Using Options to Manage Dairy Financial Opportunity
Mar 04, 2012
Taking a fixed position is a bold action and requires conviction and courage. Options are a remedy for greed and fear. They are available and do work, but they have a premium cost and limitations.
By Carl Babler, First Capitol Ag
As we have candid and honest discussions with dairymen nationwide, we learn that one reason marketing decisions are not taken is fear.
The fear of missing out on a better price opportunity after contracting to sell milk or buy corn is real. Fixed price commodity positions are just that -- fixed, set, final and unchangeable commitments to a given price, revenue and margin. When a dairy producer contracts for a fixed price, knowing he or she will not receive a worse price, that usually does not offset his or her fear of not getting a better price. Thus, the decision to do nothing is taken.
Greed, or the desire for more, is common to all mankind. Dairy marketers do have commodity options that can effectively help satisfy their desire for a better opportunity. Options, when used to hedge a fixed commodity position, can provide extra opportunity if price moves against a fixed position.
How does this strategy work?
A dairy sells milk for a fixed price with its processor and simultaneously buys Class III call options equal to volume and term of its plant contract. If the milk price during the term of the fixed price contract moves to higher levels, the call option position can capture a part of the higher price opportunity.
A dairy buys corn on a forward contract and simultaneously buys corn put options. The use of put options following a contract to purchase corn is also functional if the corn price would drop after the corn purchase price is fixed by contract.
Dairy margin example - In June 2008, the price of corn for 2009 was at $7 futures, and the 2009 price of Class III milk averaged over $20. To manage the margin, it required a dairy to sell milk and simultaneously buy corn. Many people close to these commodities advised dairies to buy $7 corn because they believed the corn market was going higher, and not to sell milk because they felt the milk price had to go higher as well. As a result, many dairymen, in fear of missing out on a better margin, accepted the risk of doing nothing.
Let us look at how options could have fit in:
Buy the $7.00 corn to lock in the corn price, and buy corn put options to cover the bushels contracted for the forward period involved. The corn puts would gain equity if the corn price would fall to lower prices after contracting at $7.
Sell the $20 milk, and buy milk call options to cover the pounds contracted for the forward period involved. The call options would gain equity if the milk price continued to move higher after being fixed at $20.
The above actions protected a margin, with the options providing opportunity for additional profitability if corn dropped and the milk price increased. These options have a premium consummate with the price levels protected. Options used to open the door of improved financial opportunity have a cost that must be budgeted and deemed affordable.
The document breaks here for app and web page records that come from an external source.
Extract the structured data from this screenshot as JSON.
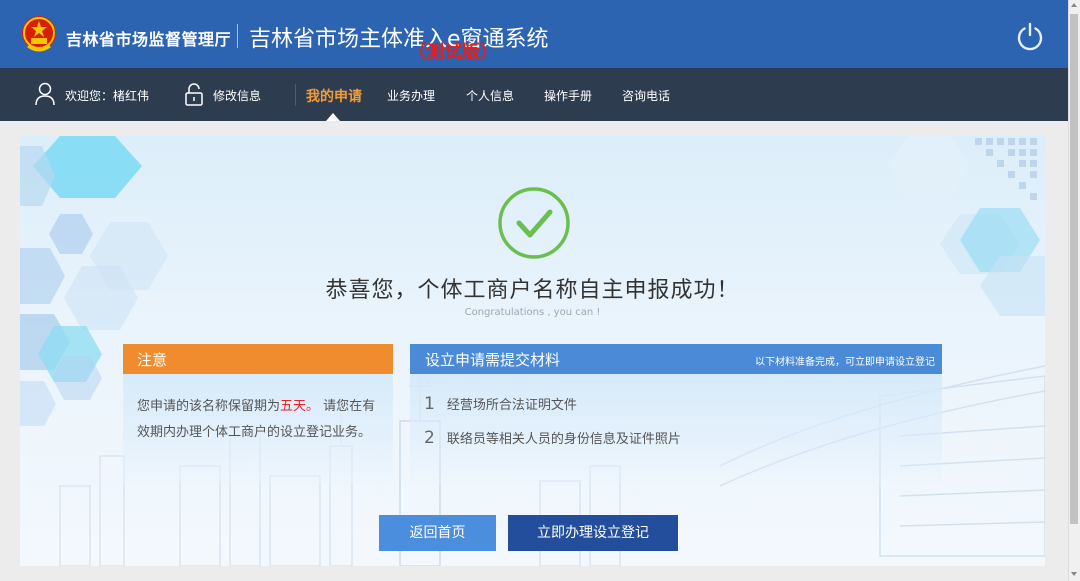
{
  "header": {
    "org_name": "吉林省市场监督管理厅",
    "system_title": "吉林省市场主体准入e窗通系统",
    "test_badge": "（测试版）",
    "power_icon": "power-icon",
    "emblem_icon": "national-emblem-icon"
  },
  "nav": {
    "welcome": "欢迎您：楮红伟",
    "user_icon": "user-icon",
    "edit_info": "修改信息",
    "lock_icon": "lock-icon",
    "items": [
      {
        "label": "我的申请",
        "active": true
      },
      {
        "label": "业务办理",
        "active": false
      },
      {
        "label": "个人信息",
        "active": false
      },
      {
        "label": "操作手册",
        "active": false
      },
      {
        "label": "咨询电话",
        "active": false
      }
    ]
  },
  "success": {
    "icon": "check-circle-icon",
    "title": "恭喜您，个体工商户名称自主申报成功！",
    "subtitle": "Congratulations , you can !"
  },
  "notice": {
    "title": "注意",
    "text_before": "您申请的该名称保留期为",
    "highlight": "五天。",
    "text_after": " 请您在有效期内办理个体工商户的设立登记业务。"
  },
  "materials": {
    "title": "设立申请需提交材料",
    "note": "以下材料准备完成，可立即申请设立登记",
    "items": [
      {
        "num": "1",
        "text": "经营场所合法证明文件"
      },
      {
        "num": "2",
        "text": "联络员等相关人员的身份信息及证件照片"
      }
    ]
  },
  "buttons": {
    "home": "返回首页",
    "register": "立即办理设立登记"
  },
  "colors": {
    "header_bg": "#2c64b1",
    "nav_bg": "#2e3c50",
    "nav_active": "#f39c37",
    "notice_orange": "#f08c2e",
    "materials_blue": "#4a8ad6",
    "success_green": "#6bbf4e",
    "highlight_red": "#e8232a",
    "primary_button": "#234e9b",
    "secondary_button": "#4b8edd"
  }
}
However, they are available, they do work and they can be a practical remedy to greed and fear.
Dairymen who had acquired an understanding and proper expectation of options did in fact use this strategy when corn was $7 and milk was $20. They then were in a position to capture an improved margin opportunity when, in July 2009, milk futures prices dropped to $10.90/cwt. and corn fell to $3.50/bu.
Looking backward at what would or could have been may be helpful, but the real question is what can be done now?
Options can be used to manage margin risk and allow a dairy to be open to improved margin opportunity if the corn price drops and the milk price improves. With current feed prices and Class III milk averaging $16.25 for July through December 2012, margins are currently at or below breakeven in the West and moderate in the Midwest. Buying call options to cover the risk of a higher corn price while buying milk puts to manage the risk of a lower milk price for the period July 2012 through Dec 2012 is possible. The options manage margins against a decline while allowing room for upside participation. You are not locked into a corn or milk price; you only have taken an option position.
In conclusion, taking a fixed position is a bold action and requires conviction and courage. Options are a remedy for greed and fear. Options are available and do work, but they have a premium cost and limitations. Dairy producers have come to an improved understanding of the usefulness of dairy options and are using these tools to open themselves to improved price and margin opportunities. An 800-word discussion cannot cover this topic in its entirety, but if your interest has been stirred as to how to manage opportunity after a contract position is established, we invite your inquiry.
Carl B. Babler is a consultant and senior hedge specialist with First Capitol Ag in Galena, Ill. He has been involved in the futures industry as a broker, educator and hedger since 1975. Babler holds master’s degree from the University of Wisconsin-Platteville and completed agribusiness course work at Harvard University. You can reach him at 1-800-884-8290 or email@example.com.